Essilor’s Stellest lens for myopia performed well in a recent study.

Essilor’s Stellest lens for myopia performed well in a recent study. Photo: Essilor. Click image to enlarge.

A recent evaluation of myopia progression with highly aspherical lenslet (HAL) spectacles vs. conventional single-vision (SV) spectacles found that the former option was effective in slowing progression of the condition, with no rebound effect reported upon discontinuation.

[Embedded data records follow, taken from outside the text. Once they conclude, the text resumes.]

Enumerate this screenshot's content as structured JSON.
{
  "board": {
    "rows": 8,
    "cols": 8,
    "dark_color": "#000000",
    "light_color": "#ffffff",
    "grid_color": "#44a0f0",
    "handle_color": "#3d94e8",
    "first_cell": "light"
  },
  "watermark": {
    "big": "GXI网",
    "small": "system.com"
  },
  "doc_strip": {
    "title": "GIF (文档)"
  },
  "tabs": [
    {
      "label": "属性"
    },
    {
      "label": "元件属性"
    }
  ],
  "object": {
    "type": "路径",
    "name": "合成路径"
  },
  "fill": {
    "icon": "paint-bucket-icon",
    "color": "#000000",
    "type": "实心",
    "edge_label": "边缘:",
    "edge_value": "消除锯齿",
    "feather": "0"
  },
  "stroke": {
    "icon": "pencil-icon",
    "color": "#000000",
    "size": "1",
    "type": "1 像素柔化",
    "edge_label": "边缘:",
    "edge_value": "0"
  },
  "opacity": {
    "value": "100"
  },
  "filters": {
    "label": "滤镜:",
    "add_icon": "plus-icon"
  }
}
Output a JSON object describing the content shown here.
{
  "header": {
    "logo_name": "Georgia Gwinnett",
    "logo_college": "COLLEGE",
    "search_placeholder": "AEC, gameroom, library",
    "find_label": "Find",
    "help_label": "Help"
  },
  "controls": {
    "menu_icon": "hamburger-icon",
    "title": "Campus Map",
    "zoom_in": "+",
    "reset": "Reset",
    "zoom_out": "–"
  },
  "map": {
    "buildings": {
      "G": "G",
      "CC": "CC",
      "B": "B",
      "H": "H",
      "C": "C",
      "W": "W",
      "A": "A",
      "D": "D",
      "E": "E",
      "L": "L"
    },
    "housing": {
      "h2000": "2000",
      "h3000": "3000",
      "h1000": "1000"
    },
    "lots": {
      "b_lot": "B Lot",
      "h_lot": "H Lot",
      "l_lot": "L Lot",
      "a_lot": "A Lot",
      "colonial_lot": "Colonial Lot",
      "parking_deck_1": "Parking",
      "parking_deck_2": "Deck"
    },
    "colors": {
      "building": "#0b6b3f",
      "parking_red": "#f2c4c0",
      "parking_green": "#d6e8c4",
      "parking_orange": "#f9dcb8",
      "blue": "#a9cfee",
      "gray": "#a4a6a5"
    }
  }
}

HAL spectacles are comprised of a clear central zone with lenslets arranged beyond it in a contiguous ring format on the lens. There are 11 rings from the center to the periphery of the lens, and the lenslets are meant to impose a volume of myopic defocus in front of the retina while correcting for the distance refractive error of the eye.

The prospective, double-blind, single-center, randomized, crossover trial—funded by Essilor, manufacturer of the lenses—included 119 children aged seven to 13 years old with a spherical equivalent refractive error (SE) range of -0.75D to -4.75D who were randomized to wear either HAL or SV spectacles and after six months (stage one) crossed over to the other lens for another six months (stage two). At the end of stage 2, both groups wore HAL for a further six months. Group one was designated HSH (HAL-SV-HAL), and group two was SHH (SV-HAL-HAL).

Myopia progressed slower with HAL than SV during stages one and two (ΔSE stage one: -0.21D vs. -0.27D, stage two: -0.05D vs. -0.32D; Δaxial length (AL) stage one: 0.07mm vs. 0.14mm, stage two: 0.04mm vs. 0.17mm). Change in SE and AL with SV was not different between the HSH and SHH groups (ΔSE: -0.33D vs. -0.27D; ΔAL 0.17mm vs. 0.13mm).

“In this crossover trial, inter-group and intra-group comparisons indicate that HAL slows myopia,” the study authors wrote in their paper. “Children were compliant with lens wear, and data was not suggestive of rebound when switched from HAL to SV.”

Sankaridurg P, Weng R, Tran H, et al. Spectacle lenses with highly aspherical lenslets for slowing myopia: a randomized, double-blind, cross-over clinical trial. Am J Ophthalmol. November 5, 2022. [Epub ahead of print].